Court records state that last June, six cows wandered onto Brossart’s 3,000 acre farm, about 60 miles west of Grand Forks. Brossart allegedly refused to return the cows, which led to a long, armed standoff with the Grand Forks police department. At some point during the standoff, Homeland Security, through an agreement with local police, offered up the use of an unmanned predator drone, which “was used for surveillance,” according to the court documents.
Grand Forks SWAT team chief Bill Macki said in an interview that the drone was used to ensure Brossart and his family members, who were also charged, didn’t leave the farm and were unarmed during the arresting raid.
So yes, drones are already being used domestically. The Brossart case cannot be the only one (cooperation between DHS and local police is well known and openly discussed in border regions), but it was ignored because he’s a hick farmer, and those people don’t matter in the NY Times or on network television.

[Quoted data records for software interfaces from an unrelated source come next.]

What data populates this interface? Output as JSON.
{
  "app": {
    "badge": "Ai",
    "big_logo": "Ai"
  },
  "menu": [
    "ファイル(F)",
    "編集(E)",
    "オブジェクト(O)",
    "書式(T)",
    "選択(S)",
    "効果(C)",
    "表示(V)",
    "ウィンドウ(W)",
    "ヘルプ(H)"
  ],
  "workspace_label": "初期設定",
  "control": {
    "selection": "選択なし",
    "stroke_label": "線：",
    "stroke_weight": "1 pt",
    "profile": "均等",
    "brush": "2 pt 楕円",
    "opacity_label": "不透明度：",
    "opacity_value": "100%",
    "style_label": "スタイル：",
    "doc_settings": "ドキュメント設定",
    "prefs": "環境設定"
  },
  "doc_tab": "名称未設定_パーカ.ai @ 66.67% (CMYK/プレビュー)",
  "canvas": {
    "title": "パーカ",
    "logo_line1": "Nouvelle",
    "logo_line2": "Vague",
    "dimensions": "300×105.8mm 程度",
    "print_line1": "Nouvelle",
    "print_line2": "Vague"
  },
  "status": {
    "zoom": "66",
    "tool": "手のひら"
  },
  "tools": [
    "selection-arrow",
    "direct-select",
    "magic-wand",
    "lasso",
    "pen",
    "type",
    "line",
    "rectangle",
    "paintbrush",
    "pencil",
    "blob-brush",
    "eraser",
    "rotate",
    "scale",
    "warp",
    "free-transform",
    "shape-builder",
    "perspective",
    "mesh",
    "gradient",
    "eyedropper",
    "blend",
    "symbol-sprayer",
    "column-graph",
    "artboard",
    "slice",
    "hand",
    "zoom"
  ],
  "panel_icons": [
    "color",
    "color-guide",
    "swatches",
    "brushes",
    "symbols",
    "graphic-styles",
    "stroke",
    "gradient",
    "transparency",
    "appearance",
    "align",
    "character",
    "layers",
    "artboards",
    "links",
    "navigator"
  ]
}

However, now that urban police departments have begun to order drones, suddenly the literati are starting to talk about them. City people might find themselves being videotaped by sneaky little drones while sparking up a joint in their apartment in a vibrant neighborhood. Maybe a tryst with an underage male prostitute, ordinarily ignored by police, might be caught on tape. It’s pretty scary stuff!
But never fear, Vanguard Defense Industries, manufacturer of the Shadow Hawk helicopter drone, assures us that the drones will be used for uquestionable scenarios, like domestic violence policing:
A ShadowHawk® can maintain aerial surveillance of an area (i.e. house, vehicle, person, etc.) at 700 feet without being heard or seen unlike full sized aircraft. Imagine the advantage provided to an entry team in the following scenarios; high risk warrant, hostage rescue, domestic violence, etc.
Quite clever of the manufacturer. I’m sure the company understands that at least 51% of all citizens will support almost any violation of civil liberties and the Constitution so long as it involves “protecting women.”
Nevermind the fact that spying on people suspected of domestic violence is possibly the most covenient of all excuses for violating privacy (all the police have to say is that “a neighbor reported an argument”) — if it is intended to prevent violence against women it’s all for the best.
The crusade against domestic violence along with the war on drugs has provided more justifications for permanently shredding constitutional rights than anything in history. Before these campaigns, only wars were used in this manner, but wars are by their nature temporary. The war on drugs and the war against domestic violence are eternal. They will never end, and they will continuously justify more intrusions into the private lives of citizens.